An important car in the Mercedes stable, the C-Class has never really been pitched as an out-an-out performance car unlike its German rivals. Buyers want comfort and the car’s cabin is not short of soothing curves and plush trim materials. Crucially there’s more space then before, too. And if you want performance there are always models sporting the popular AMG badge.

As you’d expect from a car promising an improved ownership experience, the C-Class is a little bigger in all the right places. Cabin space has been boosted thanks to an increase in the car’s wheelbase, and there should be no complaints from adults in the back.

Cabin storage space is also good, what with the ample oddment storage options, while the option of a split rear seat expands the potential of the already capacious boot. It might be a saloon, but the car’s rear can swallow a surprising amount of stuff, while the low load lip ensures heavy or bulky items can be handled with relative ease.
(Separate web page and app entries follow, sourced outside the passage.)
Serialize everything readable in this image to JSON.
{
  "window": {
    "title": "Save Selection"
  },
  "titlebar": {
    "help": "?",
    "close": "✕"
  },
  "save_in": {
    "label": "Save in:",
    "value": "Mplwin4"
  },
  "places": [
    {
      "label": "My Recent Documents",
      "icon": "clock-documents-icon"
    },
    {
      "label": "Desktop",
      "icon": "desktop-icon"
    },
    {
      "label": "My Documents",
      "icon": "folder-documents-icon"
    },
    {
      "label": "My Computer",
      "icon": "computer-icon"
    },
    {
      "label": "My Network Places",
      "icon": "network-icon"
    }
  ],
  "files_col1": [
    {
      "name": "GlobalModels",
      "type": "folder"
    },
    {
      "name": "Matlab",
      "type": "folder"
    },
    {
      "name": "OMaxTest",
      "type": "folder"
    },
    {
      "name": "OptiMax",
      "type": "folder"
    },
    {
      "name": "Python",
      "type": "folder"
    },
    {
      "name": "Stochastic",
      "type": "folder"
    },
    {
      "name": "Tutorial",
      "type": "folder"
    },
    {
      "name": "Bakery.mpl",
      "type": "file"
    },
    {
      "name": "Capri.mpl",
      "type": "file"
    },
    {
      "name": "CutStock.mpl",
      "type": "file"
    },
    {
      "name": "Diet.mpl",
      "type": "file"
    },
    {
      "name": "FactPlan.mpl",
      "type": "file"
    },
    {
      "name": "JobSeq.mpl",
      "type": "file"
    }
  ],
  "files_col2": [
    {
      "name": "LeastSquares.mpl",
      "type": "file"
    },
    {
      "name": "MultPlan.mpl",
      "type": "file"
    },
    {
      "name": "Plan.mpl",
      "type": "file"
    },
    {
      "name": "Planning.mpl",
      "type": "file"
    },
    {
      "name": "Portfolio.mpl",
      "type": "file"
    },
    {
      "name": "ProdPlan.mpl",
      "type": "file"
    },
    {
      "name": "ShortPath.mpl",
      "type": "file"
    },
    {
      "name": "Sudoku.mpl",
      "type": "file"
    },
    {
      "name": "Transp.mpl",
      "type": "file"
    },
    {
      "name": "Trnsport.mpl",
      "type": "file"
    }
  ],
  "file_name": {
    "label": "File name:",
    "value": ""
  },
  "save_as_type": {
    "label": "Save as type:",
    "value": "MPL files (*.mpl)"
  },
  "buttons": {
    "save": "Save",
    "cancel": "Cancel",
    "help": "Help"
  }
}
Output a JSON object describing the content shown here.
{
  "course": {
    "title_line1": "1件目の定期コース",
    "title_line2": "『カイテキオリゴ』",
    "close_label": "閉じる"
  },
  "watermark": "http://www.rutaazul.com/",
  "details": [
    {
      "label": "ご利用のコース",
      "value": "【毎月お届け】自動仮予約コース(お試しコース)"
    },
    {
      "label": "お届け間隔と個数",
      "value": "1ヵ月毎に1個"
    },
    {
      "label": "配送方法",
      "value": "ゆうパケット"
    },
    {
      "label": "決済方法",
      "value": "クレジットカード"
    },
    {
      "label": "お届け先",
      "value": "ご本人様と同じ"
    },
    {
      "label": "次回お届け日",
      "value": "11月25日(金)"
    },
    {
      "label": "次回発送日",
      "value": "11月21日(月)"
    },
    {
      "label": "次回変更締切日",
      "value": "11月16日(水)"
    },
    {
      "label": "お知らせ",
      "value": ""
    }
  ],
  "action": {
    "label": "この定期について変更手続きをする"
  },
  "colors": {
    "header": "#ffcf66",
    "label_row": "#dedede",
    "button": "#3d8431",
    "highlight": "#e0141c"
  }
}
With the accent most definitely on luxury, it’s no surprise that the C-Class driving experience is largely a smooth and refined one. The steering wheel and driver’s seat offer ample adjustment, while all-round visibility is good. Steel springs are the default set-up but, in a class first, you can opt for air suspension, which delivers a plush ride akin to that in the larger S-Class.

Thrifty UK buyers will be pleased by the launch engine line-up, which consists of four-cylinder diesel and petrol motors. Overall economy is up on the preceding models, and the 168bhp C 220 Bluetech oil burner is expected to be the key model for business users. You’ll need to pick the more powerful C 250 Bluetech variant (201bhp) if you want to hustle the car along at a decent pace, however. And with all cars gaining a driver selectable driving mode control, switching it to Sport helps boost the car’s agility, and should please keen drivers.

In premium executive circles, the new C-Class is surprisingly good value. UK spec includes a generous level of standard kit – simulated leather upholstery, a comprehensive audio system, good list of safety features – along with the promise of modest running costs if you opt for the lower-powered diesel variant.

If you’re not convinced by the “young, sporty, thrusting professional” image promoted by the likes of BMW and Audi, the more luxurious and refined C-Class might just be the one for you. It’s clear that Mercedes is keen to tap into the aspirational notion of S-Class ownership, so why not start with its mini-me cousin?


Car Mercedes C 220 Bluetech AMG Line

Price £32,855 (£34,355 auto)

Engine 2.1-litre diesel, 4 cyl, 168bhp, 295 lb ft

Performance Max speed 145mph; 0-62mph 8.1s

Economy 70.6mpg combined

CO2 emissions 106g/km